Under this strategic research collaboration, the company will work with teams of two leading experts in interstitial lung disease: Naftali Kaminski, MD, a professor of internal medicine and chief of pulmonary, critical care and sleep medicine at Yale School of Medicine, and; Ivan O. Rosas, MD, a physician at Brigham and Women’s Hospital and associate professor at Harvard Medical School.
The collaboration brings together a large repository of single-cell RNA sequencing data, which integrates information about both the sequence and the quantity of each RNA molecule, from IPF patients and NuMedii’s area of technology called Artificial Intelligence for Drug Discovery (AIDD).
NuMedii’s AIDD technology involves diverse AI methods, ranging from classical machine learning approaches to a new subfield called deep learning, a method in which each step is based on what is “learned” from the previous one.
With AIDD, the company uses hundreds of millions of molecular, pharmacological and clinical data points, which are coupled with NuMedii-developed algorithms (sets of rules that computers use to solve mathematical problems) to find and develop treatment candidates and biomarkers for clinical research in IPF and other disorders.
“The combination of NuMedii’s AIDD technology with this rich data repository will provide unparalleled discovery capabilities to uncover novel mechanisms, cell types, targets and biomarkers that we believe will be instrumental in identifying and developing precision therapies for orphan diseases like IPF,” Gini Deshpande, PhD, CEO at NuMedii, said in a press release.
Deshpande emphasized the company is “excited” to partner with Kaminski and Rosas to help advance NuMedii’s research in IPF, a condition with “a significant unmet medical need,” he noted.

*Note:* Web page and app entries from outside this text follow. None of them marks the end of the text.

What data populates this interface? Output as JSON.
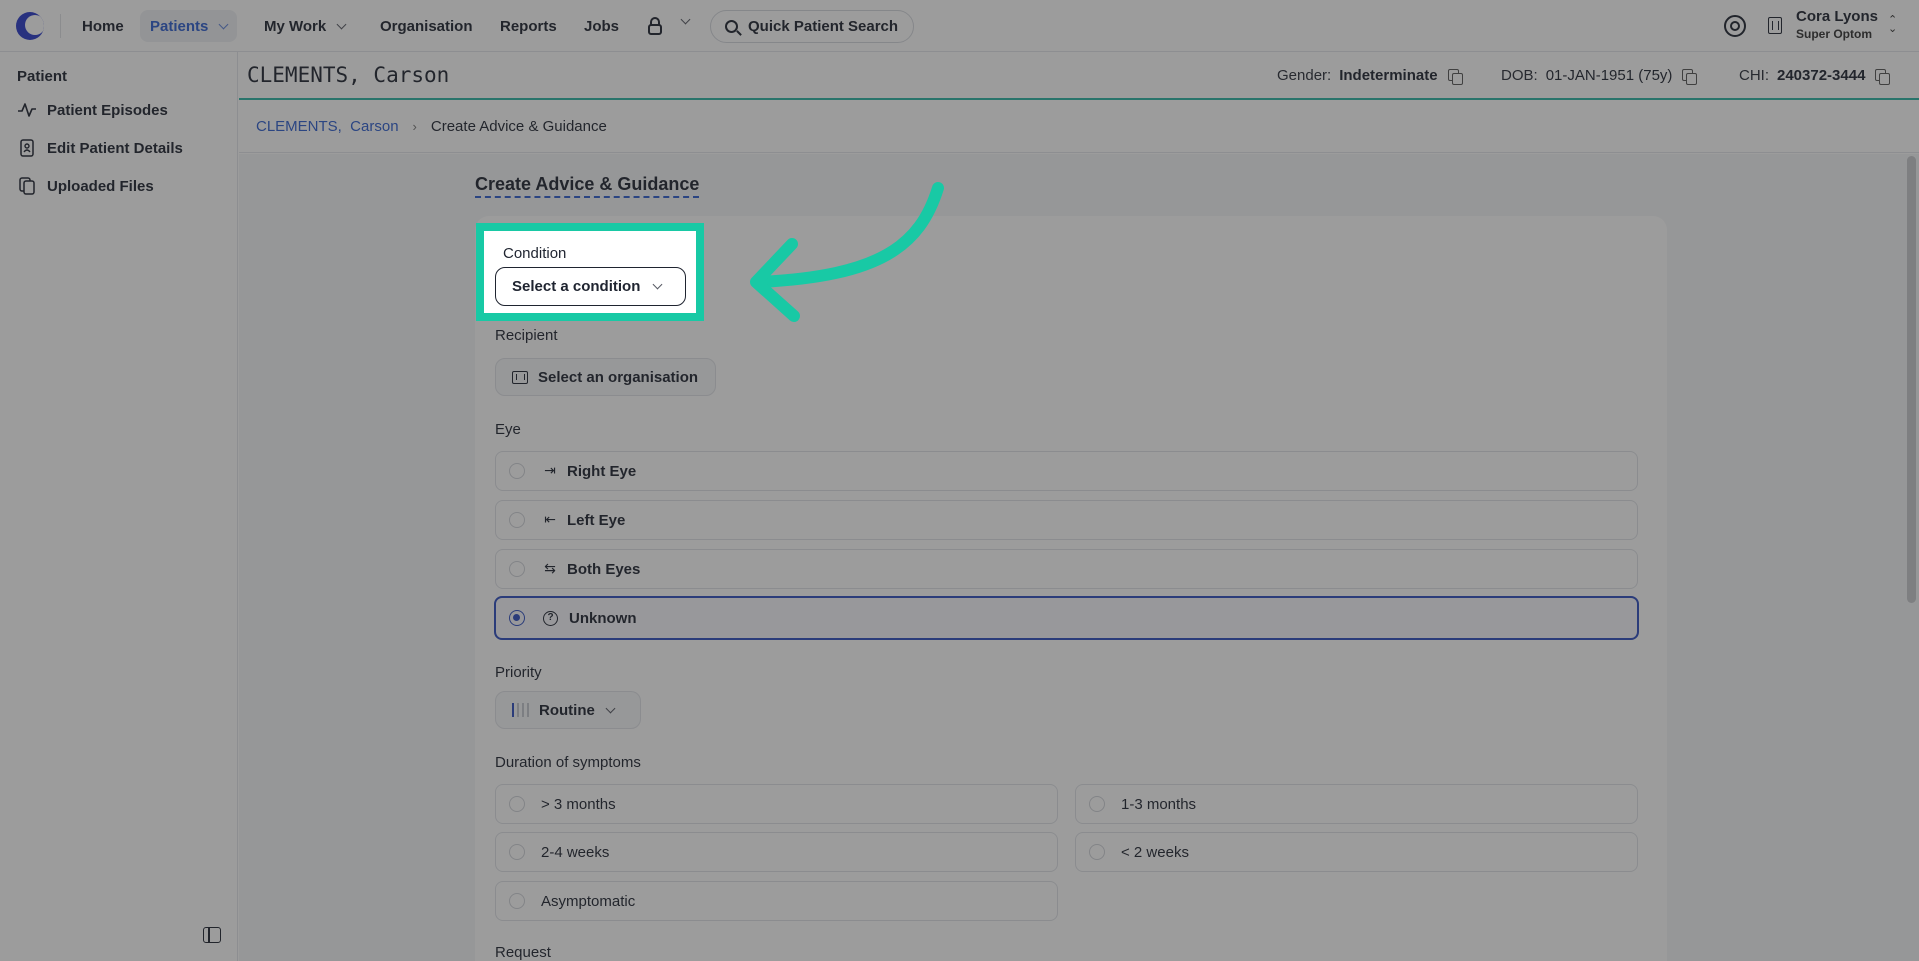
{
  "nav": {
    "home": "Home",
    "patients": "Patients",
    "my_work": "My Work",
    "organisation": "Organisation",
    "reports": "Reports",
    "jobs": "Jobs",
    "search": "Quick Patient Search"
  },
  "user": {
    "name": "Cora Lyons",
    "role": "Super Optom"
  },
  "sidebar": {
    "title": "Patient",
    "items": [
      {
        "label": "Patient Episodes",
        "icon": "pulse-icon"
      },
      {
        "label": "Edit Patient Details",
        "icon": "person-card-icon"
      },
      {
        "label": "Uploaded Files",
        "icon": "files-icon"
      }
    ]
  },
  "patient": {
    "name": "CLEMENTS, Carson",
    "gender_label": "Gender:",
    "gender": "Indeterminate",
    "dob_label": "DOB:",
    "dob": "01-JAN-1951 (75y)",
    "chi_label": "CHI:",
    "chi": "240372-3444"
  },
  "breadcrumb": {
    "patient": "CLEMENTS,  Carson",
    "current": "Create Advice & Guidance"
  },
  "form": {
    "title": "Create Advice & Guidance",
    "condition_label": "Condition",
    "condition_button": "Select a condition",
    "recipient_label": "Recipient",
    "recipient_button": "Select an organisation",
    "eye_label": "Eye",
    "eye_options": [
      {
        "label": "Right Eye",
        "icon": "arrow-right-to-line-icon",
        "selected": false
      },
      {
        "label": "Left Eye",
        "icon": "arrow-left-to-line-icon",
        "selected": false
      },
      {
        "label": "Both Eyes",
        "icon": "swap-arrows-icon",
        "selected": false
      },
      {
        "label": "Unknown",
        "icon": "question-circle-icon",
        "selected": true
      }
    ],
    "priority_label": "Priority",
    "priority_value": "Routine",
    "duration_label": "Duration of symptoms",
    "duration_options": [
      "> 3 months",
      "1-3 months",
      "2-4 weeks",
      "< 2 weeks",
      "Asymptomatic"
    ],
    "request_label": "Request"
  },
  "colors": {
    "accent": "#2f5fd0",
    "highlight": "#18c9a5",
    "teal_rule": "#2bb5a4"
  }
}
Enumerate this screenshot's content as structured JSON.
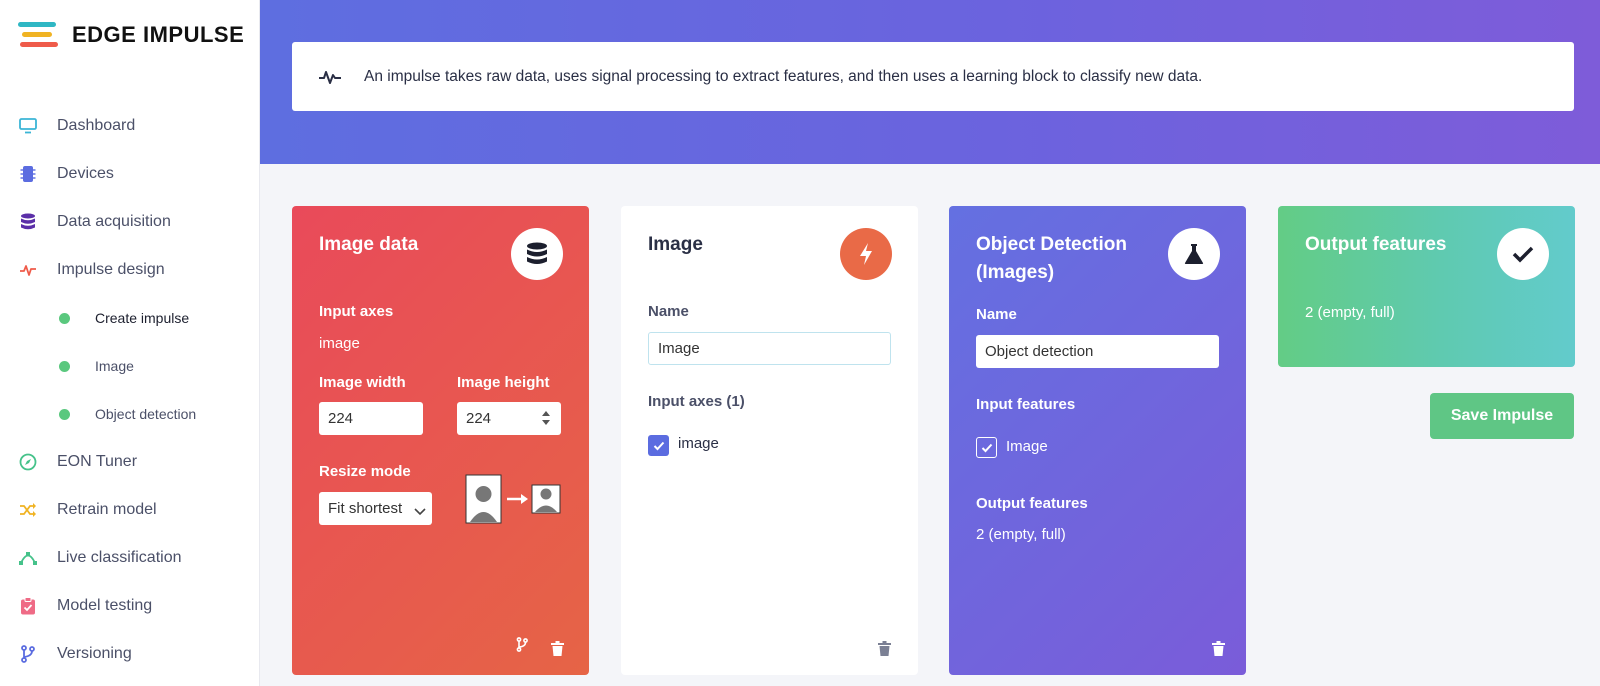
{
  "app": {
    "brand": "EDGE IMPULSE"
  },
  "sidebar": {
    "items": [
      {
        "label": "Dashboard",
        "icon": "monitor-icon",
        "color": "#3bb5d6"
      },
      {
        "label": "Devices",
        "icon": "chip-icon",
        "color": "#5b6ce0"
      },
      {
        "label": "Data acquisition",
        "icon": "database-icon",
        "color": "#5b2fa8"
      },
      {
        "label": "Impulse design",
        "icon": "pulse-icon",
        "color": "#ef5b4a"
      },
      {
        "label": "EON Tuner",
        "icon": "compass-icon",
        "color": "#45c28a"
      },
      {
        "label": "Retrain model",
        "icon": "shuffle-icon",
        "color": "#f0b323"
      },
      {
        "label": "Live classification",
        "icon": "bezier-icon",
        "color": "#45c28a"
      },
      {
        "label": "Model testing",
        "icon": "clipboard-check-icon",
        "color": "#ef6b86"
      },
      {
        "label": "Versioning",
        "icon": "git-branch-icon",
        "color": "#5b6ce0"
      }
    ],
    "sub_items": [
      {
        "label": "Create impulse"
      },
      {
        "label": "Image"
      },
      {
        "label": "Object detection"
      }
    ]
  },
  "header": {
    "info": "An impulse takes raw data, uses signal processing to extract features, and then uses a learning block to classify new data."
  },
  "image_data_card": {
    "title": "Image data",
    "input_axes_label": "Input axes",
    "input_axes_value": "image",
    "width_label": "Image width",
    "width_value": "224",
    "height_label": "Image height",
    "height_value": "224",
    "resize_label": "Resize mode",
    "resize_value": "Fit shortest"
  },
  "image_card": {
    "title": "Image",
    "name_label": "Name",
    "name_value": "Image",
    "input_axes_label": "Input axes (1)",
    "axis_option": "image"
  },
  "object_detection_card": {
    "title_line1": "Object Detection",
    "title_line2": "(Images)",
    "name_label": "Name",
    "name_value": "Object detection",
    "input_features_label": "Input features",
    "input_feature_option": "Image",
    "output_features_label": "Output features",
    "output_features_value": "2 (empty, full)"
  },
  "output_card": {
    "title": "Output features",
    "value": "2 (empty, full)"
  },
  "save_button": {
    "label": "Save Impulse"
  }
}
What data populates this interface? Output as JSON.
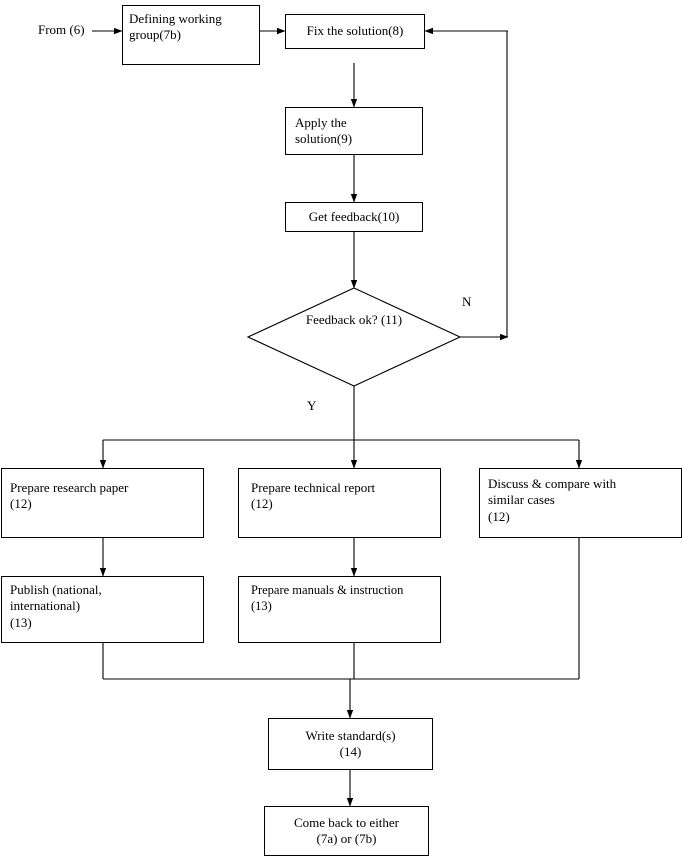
{
  "diagram": {
    "type": "flowchart",
    "title": "",
    "nodes": [
      {
        "id": "from",
        "label": "From  (6)"
      },
      {
        "id": "working",
        "label": "Defining working\ngroup(7b)"
      },
      {
        "id": "fix",
        "label": "Fix the solution(8)"
      },
      {
        "id": "apply",
        "label": "Apply the\nsolution(9)"
      },
      {
        "id": "feedback",
        "label": "Get feedback(10)"
      },
      {
        "id": "decision",
        "label": "Feedback ok?\n(11)"
      },
      {
        "id": "paper",
        "label": "Prepare research paper\n                (12)"
      },
      {
        "id": "report",
        "label": "Prepare technical report\n                (12)"
      },
      {
        "id": "discuss",
        "label": "Discuss & compare with\nsimilar cases\n                   (12)"
      },
      {
        "id": "publish",
        "label": "Publish (national,\ninternational)\n               (13)"
      },
      {
        "id": "manuals",
        "label": "Prepare manuals & instruction\n                     (13)"
      },
      {
        "id": "standard",
        "label": "Write standard(s)\n(14)"
      },
      {
        "id": "comeback",
        "label": "Come back to either\n(7a) or (7b)"
      }
    ],
    "edge_labels": [
      {
        "id": "no-label",
        "text": "N"
      },
      {
        "id": "yes-label",
        "text": "Y"
      }
    ],
    "colors": {
      "line": "#000000",
      "box_fill": "#ffffff",
      "text": "#000000"
    }
  }
}
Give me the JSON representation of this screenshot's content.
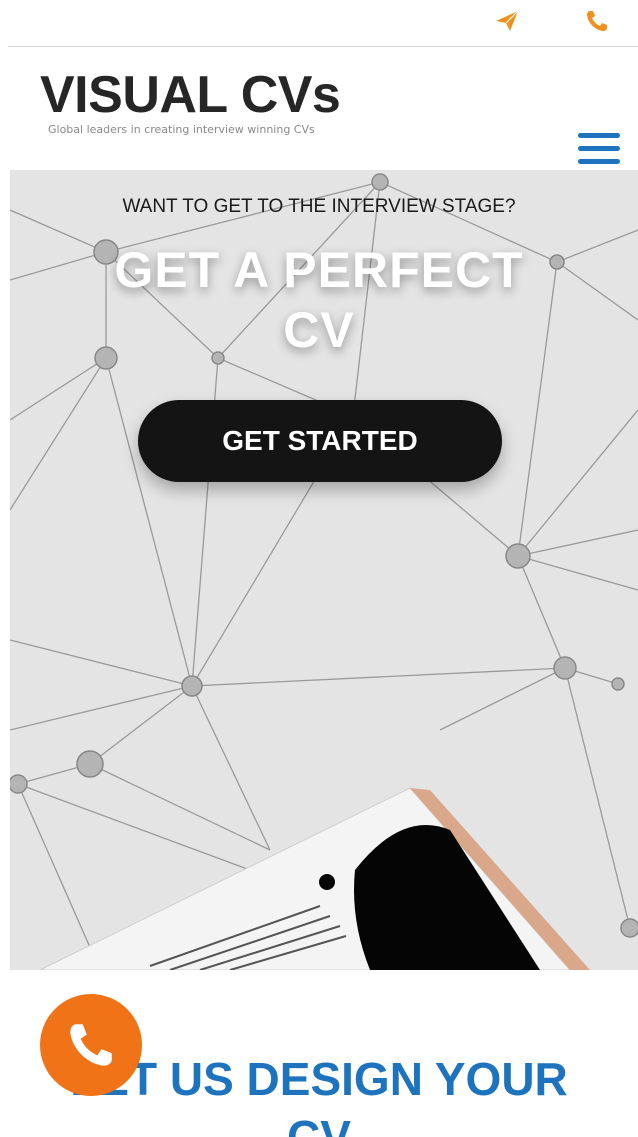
{
  "topbar": {
    "send_icon": "paper-plane-icon",
    "phone_icon": "phone-icon",
    "accent": "#f0901e"
  },
  "header": {
    "logo": "VISUAL CVs",
    "tagline": "Global leaders in creating interview winning CVs",
    "menu_icon": "hamburger-menu-icon",
    "menu_color": "#1e73be"
  },
  "hero": {
    "eyebrow": "WANT TO GET TO THE INTERVIEW STAGE?",
    "headline_line1": "GET A PERFECT",
    "headline_line2": "CV",
    "cta_label": "GET STARTED"
  },
  "section": {
    "title_line1": "LET US DESIGN YOUR",
    "title_line2": "CV"
  },
  "fab": {
    "icon": "phone-icon",
    "color": "#f07318"
  }
}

“Our teams have been at the forefront of analyzing human IPF samples using high throughput technologies for many years,” said Kaminski, who also is a member of NuMedii’s recently created advisory board. He added that the molecular profiling of thousands of cells from patients’ samples “will allow us to understand disease at an unprecedented resolution and should allow us to identify new cell types and biological mechanisms involved in IPF.”
Rosas said the combination of scientific research with NuMedii’s data analytics and drug discovery capabilities may boost “the translation of our research into new precision therapies that will help patients with IPF and the physicians who treat them.”